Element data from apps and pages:
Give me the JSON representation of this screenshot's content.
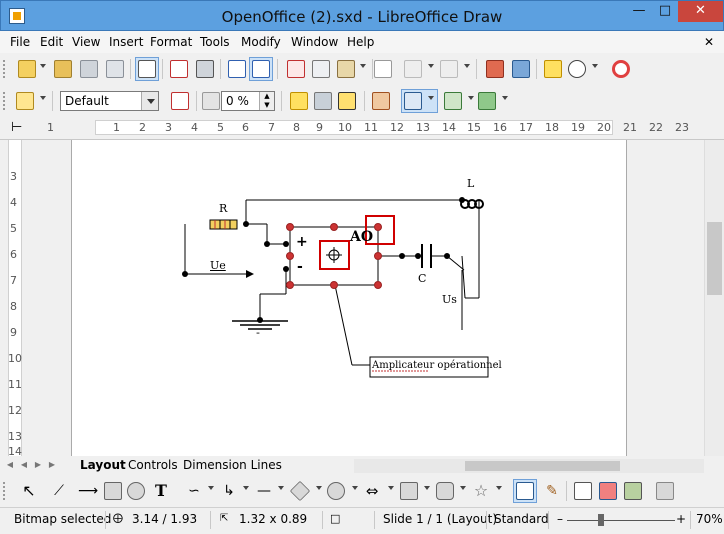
{
  "window": {
    "title": "OpenOffice (2).sxd - LibreOffice Draw"
  },
  "menu": [
    "File",
    "Edit",
    "View",
    "Insert",
    "Format",
    "Tools",
    "Modify",
    "Window",
    "Help"
  ],
  "toolbar2": {
    "style_value": "Default",
    "transparency_value": "0 %"
  },
  "rulers": {
    "horizontal": [
      "1",
      "1",
      "2",
      "3",
      "4",
      "5",
      "6",
      "7",
      "8",
      "9",
      "10",
      "11",
      "12",
      "13",
      "14",
      "15",
      "16",
      "17",
      "18",
      "19",
      "20",
      "21",
      "22",
      "23"
    ],
    "vertical": [
      "3",
      "4",
      "5",
      "6",
      "7",
      "8",
      "9",
      "10",
      "11",
      "12",
      "13",
      "14"
    ]
  },
  "diagram": {
    "label_R": "R",
    "label_L": "L",
    "label_AO": "AO",
    "label_plus": "+",
    "label_minus": "-",
    "label_C": "C",
    "label_Ue": "Ue",
    "label_Us": "Us",
    "label_ground": "-",
    "callout_word1": "Amplicateur",
    "callout_word2": "opérationnel"
  },
  "tabs": [
    "Layout",
    "Controls",
    "Dimension Lines"
  ],
  "status": {
    "selection": "Bitmap selected",
    "position": "3.14 / 1.93",
    "size": "1.32 x 0.89",
    "slide": "Slide 1 / 1 (Layout)",
    "master": "Standard",
    "zoom": "70%"
  },
  "colors": {
    "titlebar": "#5ca0e0",
    "selection_handle": "#cc3333",
    "selection_box": "#d00000",
    "active_tool": "#cde2f7"
  }
}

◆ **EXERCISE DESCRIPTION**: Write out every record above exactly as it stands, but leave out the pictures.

◆ **OUTPUT FOR THIS EXERCISE**:
Give me the JSON representation of this screenshot's content.
{
  "window": {
    "title": "OpenOffice (2).sxd - LibreOffice Draw"
  },
  "menu": [
    "File",
    "Edit",
    "View",
    "Insert",
    "Format",
    "Tools",
    "Modify",
    "Window",
    "Help"
  ],
  "toolbar2": {
    "style_value": "Default",
    "transparency_value": "0 %"
  },
  "rulers": {
    "horizontal": [
      "1",
      "1",
      "2",
      "3",
      "4",
      "5",
      "6",
      "7",
      "8",
      "9",
      "10",
      "11",
      "12",
      "13",
      "14",
      "15",
      "16",
      "17",
      "18",
      "19",
      "20",
      "21",
      "22",
      "23"
    ],
    "vertical": [
      "3",
      "4",
      "5",
      "6",
      "7",
      "8",
      "9",
      "10",
      "11",
      "12",
      "13",
      "14"
    ]
  },
  "diagram": {
    "label_R": "R",
    "label_L": "L",
    "label_AO": "AO",
    "label_plus": "+",
    "label_minus": "-",
    "label_C": "C",
    "label_Ue": "Ue",
    "label_Us": "Us",
    "label_ground": "-",
    "callout_word1": "Amplicateur",
    "callout_word2": "opérationnel"
  },
  "tabs": [
    "Layout",
    "Controls",
    "Dimension Lines"
  ],
  "status": {
    "selection": "Bitmap selected",
    "position": "3.14 / 1.93",
    "size": "1.32 x 0.89",
    "slide": "Slide 1 / 1 (Layout)",
    "master": "Standard",
    "zoom": "70%"
  },
  "colors": {
    "titlebar": "#5ca0e0",
    "selection_handle": "#cc3333",
    "selection_box": "#d00000",
    "active_tool": "#cde2f7"
  }
}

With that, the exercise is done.